INPUT FOR THIS TASK:
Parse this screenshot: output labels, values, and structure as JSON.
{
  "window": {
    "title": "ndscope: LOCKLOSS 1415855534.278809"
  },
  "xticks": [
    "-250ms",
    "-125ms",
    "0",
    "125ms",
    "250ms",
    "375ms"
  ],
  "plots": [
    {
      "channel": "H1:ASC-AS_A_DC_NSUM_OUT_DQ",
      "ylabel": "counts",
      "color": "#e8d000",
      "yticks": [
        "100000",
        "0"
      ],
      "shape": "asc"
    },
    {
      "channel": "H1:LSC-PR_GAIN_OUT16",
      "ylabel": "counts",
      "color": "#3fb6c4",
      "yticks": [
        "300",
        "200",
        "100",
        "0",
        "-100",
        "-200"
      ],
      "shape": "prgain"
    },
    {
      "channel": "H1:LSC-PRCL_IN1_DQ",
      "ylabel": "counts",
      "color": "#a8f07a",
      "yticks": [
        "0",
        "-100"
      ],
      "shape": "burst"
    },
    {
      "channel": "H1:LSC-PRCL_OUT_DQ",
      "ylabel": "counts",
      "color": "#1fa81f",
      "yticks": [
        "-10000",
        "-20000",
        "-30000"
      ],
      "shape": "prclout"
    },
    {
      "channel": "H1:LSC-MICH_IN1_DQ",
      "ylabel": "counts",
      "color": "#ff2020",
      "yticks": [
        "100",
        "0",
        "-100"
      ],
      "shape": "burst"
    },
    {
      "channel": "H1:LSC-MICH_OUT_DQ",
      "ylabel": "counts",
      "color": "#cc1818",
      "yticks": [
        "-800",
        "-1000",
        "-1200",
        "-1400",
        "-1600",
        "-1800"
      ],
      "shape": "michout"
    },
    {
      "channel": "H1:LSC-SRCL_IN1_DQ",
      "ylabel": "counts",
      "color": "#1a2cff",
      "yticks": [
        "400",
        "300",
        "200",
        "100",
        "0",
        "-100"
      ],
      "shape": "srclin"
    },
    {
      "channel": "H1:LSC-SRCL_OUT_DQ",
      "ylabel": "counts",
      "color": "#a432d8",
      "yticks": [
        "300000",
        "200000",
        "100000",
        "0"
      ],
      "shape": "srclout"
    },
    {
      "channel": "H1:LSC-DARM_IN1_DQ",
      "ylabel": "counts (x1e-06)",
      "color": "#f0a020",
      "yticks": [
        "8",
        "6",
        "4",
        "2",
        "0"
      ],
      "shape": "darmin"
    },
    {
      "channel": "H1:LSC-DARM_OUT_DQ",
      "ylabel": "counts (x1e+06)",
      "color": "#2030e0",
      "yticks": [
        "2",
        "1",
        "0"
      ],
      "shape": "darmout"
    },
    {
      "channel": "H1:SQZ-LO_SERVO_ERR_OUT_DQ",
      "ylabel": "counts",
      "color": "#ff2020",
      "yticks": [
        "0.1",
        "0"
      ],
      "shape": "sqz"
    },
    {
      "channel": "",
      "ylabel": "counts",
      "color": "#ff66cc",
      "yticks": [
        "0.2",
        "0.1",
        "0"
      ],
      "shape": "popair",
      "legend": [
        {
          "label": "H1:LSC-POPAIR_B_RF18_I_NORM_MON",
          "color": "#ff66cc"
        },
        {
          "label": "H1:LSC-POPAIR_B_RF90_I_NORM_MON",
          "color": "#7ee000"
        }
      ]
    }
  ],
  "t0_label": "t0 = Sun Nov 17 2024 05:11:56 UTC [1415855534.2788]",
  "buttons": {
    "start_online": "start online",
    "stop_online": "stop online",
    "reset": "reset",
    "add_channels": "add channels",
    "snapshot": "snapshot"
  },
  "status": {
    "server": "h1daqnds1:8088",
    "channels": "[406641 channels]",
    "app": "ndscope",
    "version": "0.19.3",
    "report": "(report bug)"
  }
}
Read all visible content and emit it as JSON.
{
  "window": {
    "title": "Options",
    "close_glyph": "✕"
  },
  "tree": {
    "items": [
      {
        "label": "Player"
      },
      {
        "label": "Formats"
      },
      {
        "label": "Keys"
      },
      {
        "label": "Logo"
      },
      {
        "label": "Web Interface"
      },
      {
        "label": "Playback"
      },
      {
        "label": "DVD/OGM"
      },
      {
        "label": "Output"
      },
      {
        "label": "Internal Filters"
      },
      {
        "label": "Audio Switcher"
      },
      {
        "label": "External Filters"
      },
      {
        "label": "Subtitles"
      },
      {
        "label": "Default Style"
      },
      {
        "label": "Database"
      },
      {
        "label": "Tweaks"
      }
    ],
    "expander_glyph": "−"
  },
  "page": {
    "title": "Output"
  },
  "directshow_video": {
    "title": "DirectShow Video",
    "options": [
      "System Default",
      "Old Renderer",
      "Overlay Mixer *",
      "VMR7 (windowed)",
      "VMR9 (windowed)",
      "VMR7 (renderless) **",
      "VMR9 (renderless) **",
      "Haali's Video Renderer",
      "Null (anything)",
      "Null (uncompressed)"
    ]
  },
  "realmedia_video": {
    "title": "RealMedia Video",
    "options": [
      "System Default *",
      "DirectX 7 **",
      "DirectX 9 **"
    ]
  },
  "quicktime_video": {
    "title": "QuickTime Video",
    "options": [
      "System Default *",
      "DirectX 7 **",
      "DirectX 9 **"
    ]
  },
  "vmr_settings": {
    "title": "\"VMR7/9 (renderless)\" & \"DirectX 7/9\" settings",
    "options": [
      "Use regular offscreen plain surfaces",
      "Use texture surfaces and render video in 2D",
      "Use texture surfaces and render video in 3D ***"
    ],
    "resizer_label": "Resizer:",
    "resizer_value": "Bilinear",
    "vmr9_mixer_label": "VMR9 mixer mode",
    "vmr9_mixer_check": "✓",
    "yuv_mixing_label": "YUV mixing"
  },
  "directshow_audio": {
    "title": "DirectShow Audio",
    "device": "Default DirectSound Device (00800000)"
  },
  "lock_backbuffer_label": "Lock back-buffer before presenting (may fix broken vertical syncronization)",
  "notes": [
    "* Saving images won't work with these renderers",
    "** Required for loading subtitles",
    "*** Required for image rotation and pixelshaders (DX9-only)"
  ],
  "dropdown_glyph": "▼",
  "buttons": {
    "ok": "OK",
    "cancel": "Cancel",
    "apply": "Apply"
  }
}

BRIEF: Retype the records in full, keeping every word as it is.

WRITTEN SOLUTION:
Parse this screenshot: output labels, values, and structure as JSON.
{
  "window": {
    "title": "ndscope: LOCKLOSS 1415855534.278809"
  },
  "xticks": [
    "-250ms",
    "-125ms",
    "0",
    "125ms",
    "250ms",
    "375ms"
  ],
  "plots": [
    {
      "channel": "H1:ASC-AS_A_DC_NSUM_OUT_DQ",
      "ylabel": "counts",
      "color": "#e8d000",
      "yticks": [
        "100000",
        "0"
      ],
      "shape": "asc"
    },
    {
      "channel": "H1:LSC-PR_GAIN_OUT16",
      "ylabel": "counts",
      "color": "#3fb6c4",
      "yticks": [
        "300",
        "200",
        "100",
        "0",
        "-100",
        "-200"
      ],
      "shape": "prgain"
    },
    {
      "channel": "H1:LSC-PRCL_IN1_DQ",
      "ylabel": "counts",
      "color": "#a8f07a",
      "yticks": [
        "0",
        "-100"
      ],
      "shape": "burst"
    },
    {
      "channel": "H1:LSC-PRCL_OUT_DQ",
      "ylabel": "counts",
      "color": "#1fa81f",
      "yticks": [
        "-10000",
        "-20000",
        "-30000"
      ],
      "shape": "prclout"
    },
    {
      "channel": "H1:LSC-MICH_IN1_DQ",
      "ylabel": "counts",
      "color": "#ff2020",
      "yticks": [
        "100",
        "0",
        "-100"
      ],
      "shape": "burst"
    },
    {
      "channel": "H1:LSC-MICH_OUT_DQ",
      "ylabel": "counts",
      "color": "#cc1818",
      "yticks": [
        "-800",
        "-1000",
        "-1200",
        "-1400",
        "-1600",
        "-1800"
      ],
      "shape": "michout"
    },
    {
      "channel": "H1:LSC-SRCL_IN1_DQ",
      "ylabel": "counts",
      "color": "#1a2cff",
      "yticks": [
        "400",
        "300",
        "200",
        "100",
        "0",
        "-100"
      ],
      "shape": "srclin"
    },
    {
      "channel": "H1:LSC-SRCL_OUT_DQ",
      "ylabel": "counts",
      "color": "#a432d8",
      "yticks": [
        "300000",
        "200000",
        "100000",
        "0"
      ],
      "shape": "srclout"
    },
    {
      "channel": "H1:LSC-DARM_IN1_DQ",
      "ylabel": "counts (x1e-06)",
      "color": "#f0a020",
      "yticks": [
        "8",
        "6",
        "4",
        "2",
        "0"
      ],
      "shape": "darmin"
    },
    {
      "channel": "H1:LSC-DARM_OUT_DQ",
      "ylabel": "counts (x1e+06)",
      "color": "#2030e0",
      "yticks": [
        "2",
        "1",
        "0"
      ],
      "shape": "darmout"
    },
    {
      "channel": "H1:SQZ-LO_SERVO_ERR_OUT_DQ",
      "ylabel": "counts",
      "color": "#ff2020",
      "yticks": [
        "0.1",
        "0"
      ],
      "shape": "sqz"
    },
    {
      "channel": "",
      "ylabel": "counts",
      "color": "#ff66cc",
      "yticks": [
        "0.2",
        "0.1",
        "0"
      ],
      "shape": "popair",
      "legend": [
        {
          "label": "H1:LSC-POPAIR_B_RF18_I_NORM_MON",
          "color": "#ff66cc"
        },
        {
          "label": "H1:LSC-POPAIR_B_RF90_I_NORM_MON",
          "color": "#7ee000"
        }
      ]
    }
  ],
  "t0_label": "t0 = Sun Nov 17 2024 05:11:56 UTC [1415855534.2788]",
  "buttons": {
    "start_online": "start online",
    "stop_online": "stop online",
    "reset": "reset",
    "add_channels": "add channels",
    "snapshot": "snapshot"
  },
  "status": {
    "server": "h1daqnds1:8088",
    "channels": "[406641 channels]",
    "app": "ndscope",
    "version": "0.19.3",
    "report": "(report bug)"
  }
}
Read all visible content and emit it as JSON.
{
  "window": {
    "title": "Options",
    "close_glyph": "✕"
  },
  "tree": {
    "items": [
      {
        "label": "Player"
      },
      {
        "label": "Formats"
      },
      {
        "label": "Keys"
      },
      {
        "label": "Logo"
      },
      {
        "label": "Web Interface"
      },
      {
        "label": "Playback"
      },
      {
        "label": "DVD/OGM"
      },
      {
        "label": "Output"
      },
      {
        "label": "Internal Filters"
      },
      {
        "label": "Audio Switcher"
      },
      {
        "label": "External Filters"
      },
      {
        "label": "Subtitles"
      },
      {
        "label": "Default Style"
      },
      {
        "label": "Database"
      },
      {
        "label": "Tweaks"
      }
    ],
    "expander_glyph": "−"
  },
  "page": {
    "title": "Output"
  },
  "directshow_video": {
    "title": "DirectShow Video",
    "options": [
      "System Default",
      "Old Renderer",
      "Overlay Mixer *",
      "VMR7 (windowed)",
      "VMR9 (windowed)",
      "VMR7 (renderless) **",
      "VMR9 (renderless) **",
      "Haali's Video Renderer",
      "Null (anything)",
      "Null (uncompressed)"
    ]
  },
  "realmedia_video": {
    "title": "RealMedia Video",
    "options": [
      "System Default *",
      "DirectX 7 **",
      "DirectX 9 **"
    ]
  },
  "quicktime_video": {
    "title": "QuickTime Video",
    "options": [
      "System Default *",
      "DirectX 7 **",
      "DirectX 9 **"
    ]
  },
  "vmr_settings": {
    "title": "\"VMR7/9 (renderless)\" & \"DirectX 7/9\" settings",
    "options": [
      "Use regular offscreen plain surfaces",
      "Use texture surfaces and render video in 2D",
      "Use texture surfaces and render video in 3D ***"
    ],
    "resizer_label": "Resizer:",
    "resizer_value": "Bilinear",
    "vmr9_mixer_label": "VMR9 mixer mode",
    "vmr9_mixer_check": "✓",
    "yuv_mixing_label": "YUV mixing"
  },
  "directshow_audio": {
    "title": "DirectShow Audio",
    "device": "Default DirectSound Device (00800000)"
  },
  "lock_backbuffer_label": "Lock back-buffer before presenting (may fix broken vertical syncronization)",
  "notes": [
    "* Saving images won't work with these renderers",
    "** Required for loading subtitles",
    "*** Required for image rotation and pixelshaders (DX9-only)"
  ],
  "dropdown_glyph": "▼",
  "buttons": {
    "ok": "OK",
    "cancel": "Cancel",
    "apply": "Apply"
  }
}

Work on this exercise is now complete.